(WHAT IS BEING ASKED)
The whole listing, please: repeat it exactly, with the pictures left out.

(INFORMATION GIVEN)
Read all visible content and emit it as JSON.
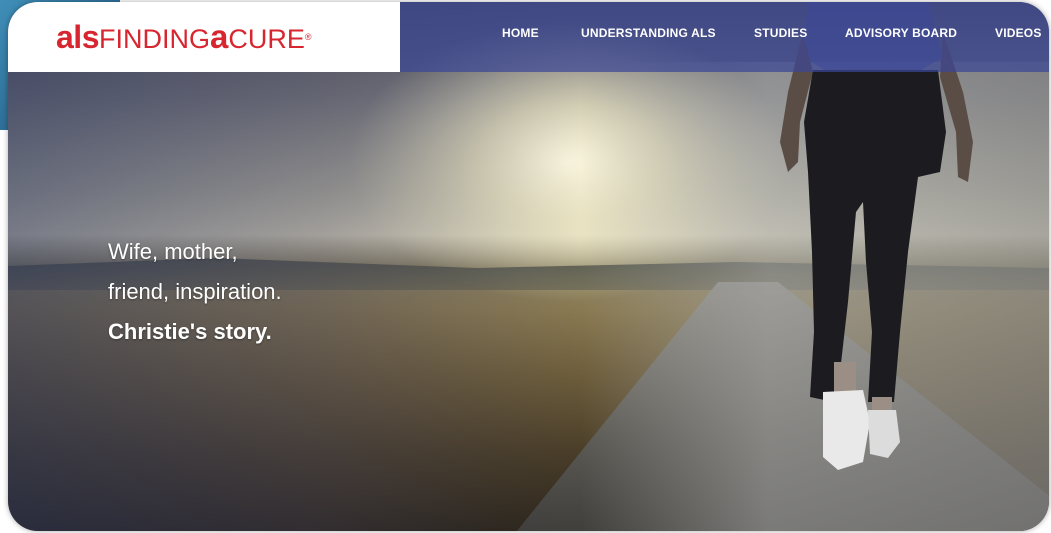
{
  "logo": {
    "als": "als",
    "finding": "FINDING",
    "a": "a",
    "cure": "CURE",
    "tm": "®"
  },
  "nav": {
    "items": [
      {
        "label": "HOME"
      },
      {
        "label": "UNDERSTANDING ALS"
      },
      {
        "label": "STUDIES"
      },
      {
        "label": "ADVISORY BOARD"
      },
      {
        "label": "VIDEOS"
      }
    ]
  },
  "hero": {
    "line1": "Wife, mother,",
    "line2": "friend, inspiration.",
    "line3": "Christie's story."
  },
  "colors": {
    "brand_red": "#d7262f",
    "nav_blue": "#3c4696"
  }
}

(WRITTEN RESPONSE)
Read all visible content and emit it as JSON.
{
  "logo": {
    "als": "als",
    "finding": "FINDING",
    "a": "a",
    "cure": "CURE",
    "tm": "®"
  },
  "nav": {
    "items": [
      {
        "label": "HOME"
      },
      {
        "label": "UNDERSTANDING ALS"
      },
      {
        "label": "STUDIES"
      },
      {
        "label": "ADVISORY BOARD"
      },
      {
        "label": "VIDEOS"
      }
    ]
  },
  "hero": {
    "line1": "Wife, mother,",
    "line2": "friend, inspiration.",
    "line3": "Christie's story."
  },
  "colors": {
    "brand_red": "#d7262f",
    "nav_blue": "#3c4696"
  }
}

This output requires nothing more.